Classifications
U.S. Classification359/614, 385/902, 359/601, 359/613
International ClassificationG02B27/00, G02B5/00
Cooperative ClassificationG02B5/003, G02B5/005, Y10S385/902
European ClassificationG02B5/00D, G02B5/00B
Legal Events
DateCodeEventDescription
Oct 9, 1996ASAssignment
Owner name: AEROSPATIALE SOCIETE NATIONALE INDUSTRIELLE, FRANC
Free format text: ASSIGNMENT OF ASSIGNORS INTEREST;ASSIGNOR:LASSALLE, MARTINE;REEL/FRAME:008173/0933
Effective date: 19960930
Oct 11, 2001FPAYFee payment
Year of fee payment: 4
Oct 4, 2005FPAYFee payment
Year of fee payment: 8
Nov 30, 2009REMIMaintenance fee reminder mailed
Apr 28, 2010LAPSLapse for failure to pay maintenance fees

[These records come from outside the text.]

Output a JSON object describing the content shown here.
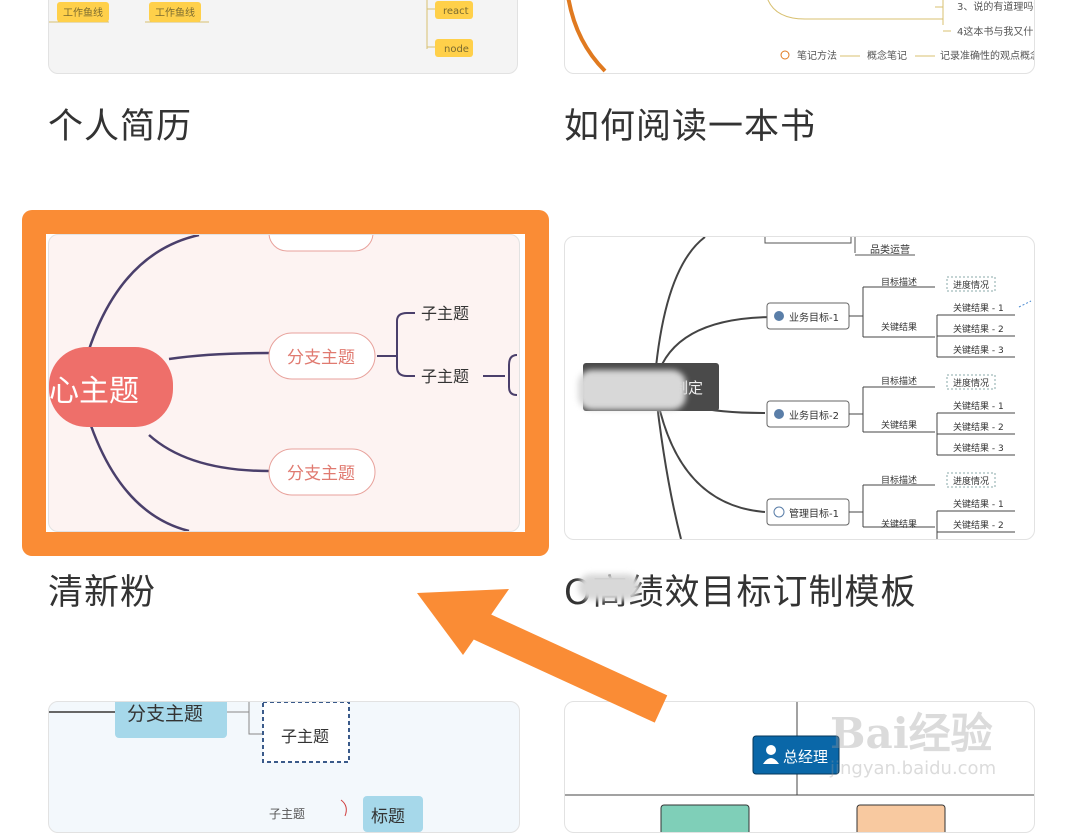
{
  "templates": [
    {
      "title": "个人简历",
      "preview": {
        "tags": [
          "工作鱼线",
          "工作鱼线",
          "react",
          "node"
        ]
      }
    },
    {
      "title": "如何阅读一本书",
      "preview": {
        "lines": [
          "3、说的有道理吗？",
          "4这本书与我又什么"
        ],
        "bottom": [
          "笔记方法",
          "概念笔记",
          "记录准确性的观点概念"
        ]
      }
    },
    {
      "title": "清新粉",
      "preview": {
        "center": "心主题",
        "branches": [
          "分支主题",
          "分支主题"
        ],
        "subs": [
          "子主题",
          "子主题"
        ]
      }
    },
    {
      "title": "O高绩效目标订制模板",
      "preview": {
        "center": "制定",
        "top": "品类运营",
        "goals": [
          "业务目标-1",
          "业务目标-2",
          "管理目标-1"
        ],
        "labels": [
          "目标描述",
          "关键结果",
          "进度情况"
        ],
        "results": [
          "关键结果 - 1",
          "关键结果 - 2",
          "关键结果 - 3"
        ]
      }
    },
    {
      "title": "",
      "preview": {
        "branch": "分支主题",
        "sub": "子主题",
        "sub2": "子主题",
        "tag": "标题"
      }
    },
    {
      "title": "",
      "preview": {
        "manager": "总经理"
      }
    }
  ],
  "watermark": {
    "main": "Bai经验",
    "sub": "jingyan.baidu.com"
  },
  "colors": {
    "highlight": "#fa8c35",
    "pink_center": "#ee6f6a",
    "org_blue": "#0a67a8"
  }
}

Jun 15, 2010FPExpired due to failure to pay maintenance fee
Effective date: 20100428